COMIC coverage BOOK ARTIST #7international in scope, introducing many of of comics was
Featuring ’70s Marvel greats PAUL GULACY, JOHN BYRNE, American fans to previously unknown European and Japanese RICH BUCKLER, DOUGusMOENCH, DAN ADKINS, JIM MOONEY, STEVE GERBER, FRANK SPRINGER, DENIS issue featured a visit with Carl Barks, an comics creators. Theandsecond KITCHEN! Plus: a rarely-seen Stan Lee P.R. chat promoting the introduction to Pilote, a run down on the French magazine Phenix ’60s Marvel cartoon shows, the real trials and tribulations of was devoted theFuserious study of comic art), Swedish Comics Distribution, the(which true story behind the ’70sto Kung Craze, and a new covercomics by PAULplus GULACY! news on U.S. companies Marvel, DC, Gold Key, and (80-page Digital Edition) $3.95 Skywald. The DC news
in that issue says Green Lantern/Green Arrow is not selling well, and the book will be split in two, with separate stories for the two characters. Rumors are that the new black Green Lantern may be a permanent replacement, and others indicate the Lantern maybe eliminated.
COMIC BOOK ARTIST 7
Published on Mar 20, 2013
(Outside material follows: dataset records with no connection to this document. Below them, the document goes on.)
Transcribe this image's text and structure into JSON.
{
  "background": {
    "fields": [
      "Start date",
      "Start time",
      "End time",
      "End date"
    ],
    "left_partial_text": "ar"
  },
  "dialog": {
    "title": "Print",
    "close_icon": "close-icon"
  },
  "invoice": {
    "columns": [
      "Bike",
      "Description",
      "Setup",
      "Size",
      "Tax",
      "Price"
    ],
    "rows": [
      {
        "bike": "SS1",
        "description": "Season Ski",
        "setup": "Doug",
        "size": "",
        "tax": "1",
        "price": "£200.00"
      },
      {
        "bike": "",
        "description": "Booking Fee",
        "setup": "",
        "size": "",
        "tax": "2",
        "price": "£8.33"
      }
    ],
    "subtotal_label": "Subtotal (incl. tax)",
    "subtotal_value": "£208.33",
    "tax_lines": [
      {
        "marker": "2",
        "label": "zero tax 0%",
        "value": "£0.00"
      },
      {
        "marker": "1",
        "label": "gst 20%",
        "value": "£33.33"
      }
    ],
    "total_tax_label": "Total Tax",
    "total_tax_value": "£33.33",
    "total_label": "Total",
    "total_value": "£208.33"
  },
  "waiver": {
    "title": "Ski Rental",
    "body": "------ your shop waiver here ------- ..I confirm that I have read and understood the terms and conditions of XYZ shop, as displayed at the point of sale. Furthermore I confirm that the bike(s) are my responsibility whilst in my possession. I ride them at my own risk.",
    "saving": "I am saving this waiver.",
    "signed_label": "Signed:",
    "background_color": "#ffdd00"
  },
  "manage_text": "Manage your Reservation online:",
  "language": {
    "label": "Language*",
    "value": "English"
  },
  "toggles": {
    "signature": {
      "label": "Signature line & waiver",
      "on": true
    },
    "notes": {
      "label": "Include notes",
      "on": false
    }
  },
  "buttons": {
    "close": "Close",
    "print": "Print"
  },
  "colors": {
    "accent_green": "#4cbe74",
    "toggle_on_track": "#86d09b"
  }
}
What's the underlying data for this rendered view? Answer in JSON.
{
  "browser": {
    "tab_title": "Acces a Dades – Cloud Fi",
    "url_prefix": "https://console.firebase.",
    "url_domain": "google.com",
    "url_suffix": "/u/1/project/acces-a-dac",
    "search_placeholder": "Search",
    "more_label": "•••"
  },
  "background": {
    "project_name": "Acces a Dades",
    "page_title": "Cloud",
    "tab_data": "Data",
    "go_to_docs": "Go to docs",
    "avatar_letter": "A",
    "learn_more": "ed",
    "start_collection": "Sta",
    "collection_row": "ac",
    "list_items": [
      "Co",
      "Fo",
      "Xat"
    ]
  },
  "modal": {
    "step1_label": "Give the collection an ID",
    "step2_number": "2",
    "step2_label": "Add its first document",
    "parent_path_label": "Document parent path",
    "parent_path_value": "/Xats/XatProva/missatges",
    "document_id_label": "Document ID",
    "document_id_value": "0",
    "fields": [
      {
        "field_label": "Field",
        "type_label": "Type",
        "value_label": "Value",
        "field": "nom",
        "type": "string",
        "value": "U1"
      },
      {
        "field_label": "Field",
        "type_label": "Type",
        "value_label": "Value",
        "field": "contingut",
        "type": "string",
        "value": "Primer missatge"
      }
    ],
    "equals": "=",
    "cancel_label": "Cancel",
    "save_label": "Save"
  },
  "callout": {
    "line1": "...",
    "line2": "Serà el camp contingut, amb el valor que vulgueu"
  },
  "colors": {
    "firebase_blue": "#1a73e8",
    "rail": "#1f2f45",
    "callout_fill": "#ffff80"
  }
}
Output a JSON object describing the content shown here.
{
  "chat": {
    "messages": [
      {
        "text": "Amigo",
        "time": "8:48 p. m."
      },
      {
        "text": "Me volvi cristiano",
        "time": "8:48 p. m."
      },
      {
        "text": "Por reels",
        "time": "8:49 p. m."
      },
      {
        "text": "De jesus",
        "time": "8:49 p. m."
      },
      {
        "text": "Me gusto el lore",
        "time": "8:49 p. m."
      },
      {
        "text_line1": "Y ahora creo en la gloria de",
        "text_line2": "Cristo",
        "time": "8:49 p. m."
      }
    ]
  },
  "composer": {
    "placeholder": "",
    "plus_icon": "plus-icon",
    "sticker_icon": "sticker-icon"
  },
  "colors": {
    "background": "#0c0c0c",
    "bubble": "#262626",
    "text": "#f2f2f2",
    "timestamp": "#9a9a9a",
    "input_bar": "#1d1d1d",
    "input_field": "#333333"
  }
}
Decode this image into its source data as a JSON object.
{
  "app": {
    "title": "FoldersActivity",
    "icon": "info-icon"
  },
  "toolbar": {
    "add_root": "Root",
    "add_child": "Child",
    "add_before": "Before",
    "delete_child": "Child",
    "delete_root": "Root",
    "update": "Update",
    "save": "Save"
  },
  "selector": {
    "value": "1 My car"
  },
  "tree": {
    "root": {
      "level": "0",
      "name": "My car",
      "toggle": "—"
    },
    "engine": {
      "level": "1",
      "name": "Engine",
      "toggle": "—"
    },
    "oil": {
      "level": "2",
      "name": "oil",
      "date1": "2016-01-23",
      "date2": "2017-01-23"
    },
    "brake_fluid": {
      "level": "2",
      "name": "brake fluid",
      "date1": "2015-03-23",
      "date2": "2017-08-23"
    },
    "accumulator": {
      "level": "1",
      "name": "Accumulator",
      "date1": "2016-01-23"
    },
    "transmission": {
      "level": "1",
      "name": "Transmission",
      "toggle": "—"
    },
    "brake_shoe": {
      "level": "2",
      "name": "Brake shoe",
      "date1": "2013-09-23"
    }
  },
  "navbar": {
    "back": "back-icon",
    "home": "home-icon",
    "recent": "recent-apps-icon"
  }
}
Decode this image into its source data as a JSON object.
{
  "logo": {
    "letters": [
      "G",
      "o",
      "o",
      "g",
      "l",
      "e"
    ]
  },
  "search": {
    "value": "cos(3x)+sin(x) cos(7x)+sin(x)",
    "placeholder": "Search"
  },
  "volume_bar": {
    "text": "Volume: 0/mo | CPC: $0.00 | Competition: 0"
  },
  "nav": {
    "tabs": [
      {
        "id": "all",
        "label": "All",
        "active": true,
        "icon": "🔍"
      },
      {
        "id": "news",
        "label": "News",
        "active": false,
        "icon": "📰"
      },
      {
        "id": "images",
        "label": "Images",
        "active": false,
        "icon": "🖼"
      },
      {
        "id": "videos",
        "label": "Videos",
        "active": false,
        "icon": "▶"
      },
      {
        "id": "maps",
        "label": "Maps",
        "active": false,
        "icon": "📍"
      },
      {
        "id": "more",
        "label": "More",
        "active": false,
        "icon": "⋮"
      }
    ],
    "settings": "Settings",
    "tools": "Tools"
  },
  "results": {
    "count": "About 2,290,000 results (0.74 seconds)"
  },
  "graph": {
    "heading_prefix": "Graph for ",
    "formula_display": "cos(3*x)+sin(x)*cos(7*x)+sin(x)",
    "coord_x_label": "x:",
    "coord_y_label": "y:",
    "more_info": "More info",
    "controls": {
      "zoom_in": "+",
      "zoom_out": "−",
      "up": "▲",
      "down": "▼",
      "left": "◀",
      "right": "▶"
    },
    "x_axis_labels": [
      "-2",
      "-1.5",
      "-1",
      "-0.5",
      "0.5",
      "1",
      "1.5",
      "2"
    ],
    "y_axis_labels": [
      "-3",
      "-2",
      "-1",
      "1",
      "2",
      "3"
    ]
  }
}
Comic Book Artist #7 continues to look at the great Marvel comics of the 1970s with '70s Marvelmania, featuring the artists, writers and edi...